> _What to do_
Reproduce the data shown below exactly.

> _Data records for software interfaces_
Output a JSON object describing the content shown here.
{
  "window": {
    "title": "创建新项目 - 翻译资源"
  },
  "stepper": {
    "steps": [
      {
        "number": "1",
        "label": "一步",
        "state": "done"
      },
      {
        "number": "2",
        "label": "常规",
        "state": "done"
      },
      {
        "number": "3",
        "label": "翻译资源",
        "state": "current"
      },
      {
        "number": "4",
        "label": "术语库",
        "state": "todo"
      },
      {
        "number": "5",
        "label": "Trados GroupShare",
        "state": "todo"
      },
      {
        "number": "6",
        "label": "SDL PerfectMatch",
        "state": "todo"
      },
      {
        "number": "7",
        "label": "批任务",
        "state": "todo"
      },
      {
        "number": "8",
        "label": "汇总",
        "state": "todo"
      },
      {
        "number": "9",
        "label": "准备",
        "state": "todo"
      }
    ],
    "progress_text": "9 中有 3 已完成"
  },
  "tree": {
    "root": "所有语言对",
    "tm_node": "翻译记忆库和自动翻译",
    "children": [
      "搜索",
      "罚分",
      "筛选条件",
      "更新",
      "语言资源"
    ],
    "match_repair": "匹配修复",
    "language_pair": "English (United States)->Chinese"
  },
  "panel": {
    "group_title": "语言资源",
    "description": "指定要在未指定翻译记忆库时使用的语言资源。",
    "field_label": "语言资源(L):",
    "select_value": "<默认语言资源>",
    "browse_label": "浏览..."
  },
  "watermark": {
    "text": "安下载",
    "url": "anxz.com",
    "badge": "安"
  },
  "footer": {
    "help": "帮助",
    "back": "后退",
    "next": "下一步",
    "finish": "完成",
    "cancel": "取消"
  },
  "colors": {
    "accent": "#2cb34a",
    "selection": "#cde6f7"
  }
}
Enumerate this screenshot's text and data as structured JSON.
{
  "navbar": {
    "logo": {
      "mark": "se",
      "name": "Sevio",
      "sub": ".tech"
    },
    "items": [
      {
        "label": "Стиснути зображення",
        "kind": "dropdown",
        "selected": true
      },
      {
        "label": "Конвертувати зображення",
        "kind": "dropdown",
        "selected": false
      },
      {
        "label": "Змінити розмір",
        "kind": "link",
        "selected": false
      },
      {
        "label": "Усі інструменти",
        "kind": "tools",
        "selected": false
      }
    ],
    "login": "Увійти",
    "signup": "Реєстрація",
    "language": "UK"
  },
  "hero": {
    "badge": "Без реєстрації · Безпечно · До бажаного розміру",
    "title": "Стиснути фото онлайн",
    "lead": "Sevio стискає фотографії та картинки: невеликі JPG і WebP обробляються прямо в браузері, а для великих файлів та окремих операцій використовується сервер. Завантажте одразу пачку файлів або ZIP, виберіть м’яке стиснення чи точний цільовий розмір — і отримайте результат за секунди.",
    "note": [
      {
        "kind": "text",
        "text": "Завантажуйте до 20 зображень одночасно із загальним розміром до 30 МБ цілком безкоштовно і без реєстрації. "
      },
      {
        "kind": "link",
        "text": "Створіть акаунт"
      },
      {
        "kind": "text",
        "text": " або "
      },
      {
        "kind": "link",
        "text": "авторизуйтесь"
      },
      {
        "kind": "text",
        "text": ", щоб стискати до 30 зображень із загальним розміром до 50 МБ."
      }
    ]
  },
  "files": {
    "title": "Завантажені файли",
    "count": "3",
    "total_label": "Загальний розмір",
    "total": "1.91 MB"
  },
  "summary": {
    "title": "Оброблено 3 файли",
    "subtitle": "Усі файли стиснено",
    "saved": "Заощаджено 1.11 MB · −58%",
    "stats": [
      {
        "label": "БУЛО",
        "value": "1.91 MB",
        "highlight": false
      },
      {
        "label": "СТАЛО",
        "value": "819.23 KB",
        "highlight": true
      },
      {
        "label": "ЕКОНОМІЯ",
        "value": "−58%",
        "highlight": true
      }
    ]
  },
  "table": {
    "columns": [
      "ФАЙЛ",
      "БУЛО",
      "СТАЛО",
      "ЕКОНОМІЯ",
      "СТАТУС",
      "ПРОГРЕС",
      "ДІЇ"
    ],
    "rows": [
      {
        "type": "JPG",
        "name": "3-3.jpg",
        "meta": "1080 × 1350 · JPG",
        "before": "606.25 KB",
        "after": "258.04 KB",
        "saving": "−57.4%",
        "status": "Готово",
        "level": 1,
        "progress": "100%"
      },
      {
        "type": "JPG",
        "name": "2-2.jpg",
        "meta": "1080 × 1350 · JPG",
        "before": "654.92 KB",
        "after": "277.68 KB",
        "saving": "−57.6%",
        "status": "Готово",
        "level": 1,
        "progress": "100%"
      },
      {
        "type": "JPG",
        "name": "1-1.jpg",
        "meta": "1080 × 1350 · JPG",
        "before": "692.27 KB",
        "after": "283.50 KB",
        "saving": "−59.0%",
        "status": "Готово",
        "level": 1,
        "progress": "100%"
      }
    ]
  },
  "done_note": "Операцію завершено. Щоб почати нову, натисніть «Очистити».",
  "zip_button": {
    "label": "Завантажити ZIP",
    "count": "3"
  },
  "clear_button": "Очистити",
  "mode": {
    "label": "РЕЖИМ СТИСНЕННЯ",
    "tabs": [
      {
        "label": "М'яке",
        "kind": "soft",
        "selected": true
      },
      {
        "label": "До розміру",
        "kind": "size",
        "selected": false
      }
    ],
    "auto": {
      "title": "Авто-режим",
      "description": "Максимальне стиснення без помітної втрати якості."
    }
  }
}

> _Result of the task_
Output a JSON object describing the content shown here.
{
  "window": {
    "title": "创建新项目 - 翻译资源"
  },
  "stepper": {
    "steps": [
      {
        "number": "1",
        "label": "一步",
        "state": "done"
      },
      {
        "number": "2",
        "label": "常规",
        "state": "done"
      },
      {
        "number": "3",
        "label": "翻译资源",
        "state": "current"
      },
      {
        "number": "4",
        "label": "术语库",
        "state": "todo"
      },
      {
        "number": "5",
        "label": "Trados GroupShare",
        "state": "todo"
      },
      {
        "number": "6",
        "label": "SDL PerfectMatch",
        "state": "todo"
      },
      {
        "number": "7",
        "label": "批任务",
        "state": "todo"
      },
      {
        "number": "8",
        "label": "汇总",
        "state": "todo"
      },
      {
        "number": "9",
        "label": "准备",
        "state": "todo"
      }
    ],
    "progress_text": "9 中有 3 已完成"
  },
  "tree": {
    "root": "所有语言对",
    "tm_node": "翻译记忆库和自动翻译",
    "children": [
      "搜索",
      "罚分",
      "筛选条件",
      "更新",
      "语言资源"
    ],
    "match_repair": "匹配修复",
    "language_pair": "English (United States)->Chinese"
  },
  "panel": {
    "group_title": "语言资源",
    "description": "指定要在未指定翻译记忆库时使用的语言资源。",
    "field_label": "语言资源(L):",
    "select_value": "<默认语言资源>",
    "browse_label": "浏览..."
  },
  "watermark": {
    "text": "安下载",
    "url": "anxz.com",
    "badge": "安"
  },
  "footer": {
    "help": "帮助",
    "back": "后退",
    "next": "下一步",
    "finish": "完成",
    "cancel": "取消"
  },
  "colors": {
    "accent": "#2cb34a",
    "selection": "#cde6f7"
  }
}
Enumerate this screenshot's text and data as structured JSON.
{
  "navbar": {
    "logo": {
      "mark": "se",
      "name": "Sevio",
      "sub": ".tech"
    },
    "items": [
      {
        "label": "Стиснути зображення",
        "kind": "dropdown",
        "selected": true
      },
      {
        "label": "Конвертувати зображення",
        "kind": "dropdown",
        "selected": false
      },
      {
        "label": "Змінити розмір",
        "kind": "link",
        "selected": false
      },
      {
        "label": "Усі інструменти",
        "kind": "tools",
        "selected": false
      }
    ],
    "login": "Увійти",
    "signup": "Реєстрація",
    "language": "UK"
  },
  "hero": {
    "badge": "Без реєстрації · Безпечно · До бажаного розміру",
    "title": "Стиснути фото онлайн",
    "lead": "Sevio стискає фотографії та картинки: невеликі JPG і WebP обробляються прямо в браузері, а для великих файлів та окремих операцій використовується сервер. Завантажте одразу пачку файлів або ZIP, виберіть м’яке стиснення чи точний цільовий розмір — і отримайте результат за секунди.",
    "note": [
      {
        "kind": "text",
        "text": "Завантажуйте до 20 зображень одночасно із загальним розміром до 30 МБ цілком безкоштовно і без реєстрації. "
      },
      {
        "kind": "link",
        "text": "Створіть акаунт"
      },
      {
        "kind": "text",
        "text": " або "
      },
      {
        "kind": "link",
        "text": "авторизуйтесь"
      },
      {
        "kind": "text",
        "text": ", щоб стискати до 30 зображень із загальним розміром до 50 МБ."
      }
    ]
  },
  "files": {
    "title": "Завантажені файли",
    "count": "3",
    "total_label": "Загальний розмір",
    "total": "1.91 MB"
  },
  "summary": {
    "title": "Оброблено 3 файли",
    "subtitle": "Усі файли стиснено",
    "saved": "Заощаджено 1.11 MB · −58%",
    "stats": [
      {
        "label": "БУЛО",
        "value": "1.91 MB",
        "highlight": false
      },
      {
        "label": "СТАЛО",
        "value": "819.23 KB",
        "highlight": true
      },
      {
        "label": "ЕКОНОМІЯ",
        "value": "−58%",
        "highlight": true
      }
    ]
  },
  "table": {
    "columns": [
      "ФАЙЛ",
      "БУЛО",
      "СТАЛО",
      "ЕКОНОМІЯ",
      "СТАТУС",
      "ПРОГРЕС",
      "ДІЇ"
    ],
    "rows": [
      {
        "type": "JPG",
        "name": "3-3.jpg",
        "meta": "1080 × 1350 · JPG",
        "before": "606.25 KB",
        "after": "258.04 KB",
        "saving": "−57.4%",
        "status": "Готово",
        "level": 1,
        "progress": "100%"
      },
      {
        "type": "JPG",
        "name": "2-2.jpg",
        "meta": "1080 × 1350 · JPG",
        "before": "654.92 KB",
        "after": "277.68 KB",
        "saving": "−57.6%",
        "status": "Готово",
        "level": 1,
        "progress": "100%"
      },
      {
        "type": "JPG",
        "name": "1-1.jpg",
        "meta": "1080 × 1350 · JPG",
        "before": "692.27 KB",
        "after": "283.50 KB",
        "saving": "−59.0%",
        "status": "Готово",
        "level": 1,
        "progress": "100%"
      }
    ]
  },
  "done_note": "Операцію завершено. Щоб почати нову, натисніть «Очистити».",
  "zip_button": {
    "label": "Завантажити ZIP",
    "count": "3"
  },
  "clear_button": "Очистити",
  "mode": {
    "label": "РЕЖИМ СТИСНЕННЯ",
    "tabs": [
      {
        "label": "М'яке",
        "kind": "soft",
        "selected": true
      },
      {
        "label": "До розміру",
        "kind": "size",
        "selected": false
      }
    ],
    "auto": {
      "title": "Авто-режим",
      "description": "Максимальне стиснення без помітної втрати якості."
    }
  }
}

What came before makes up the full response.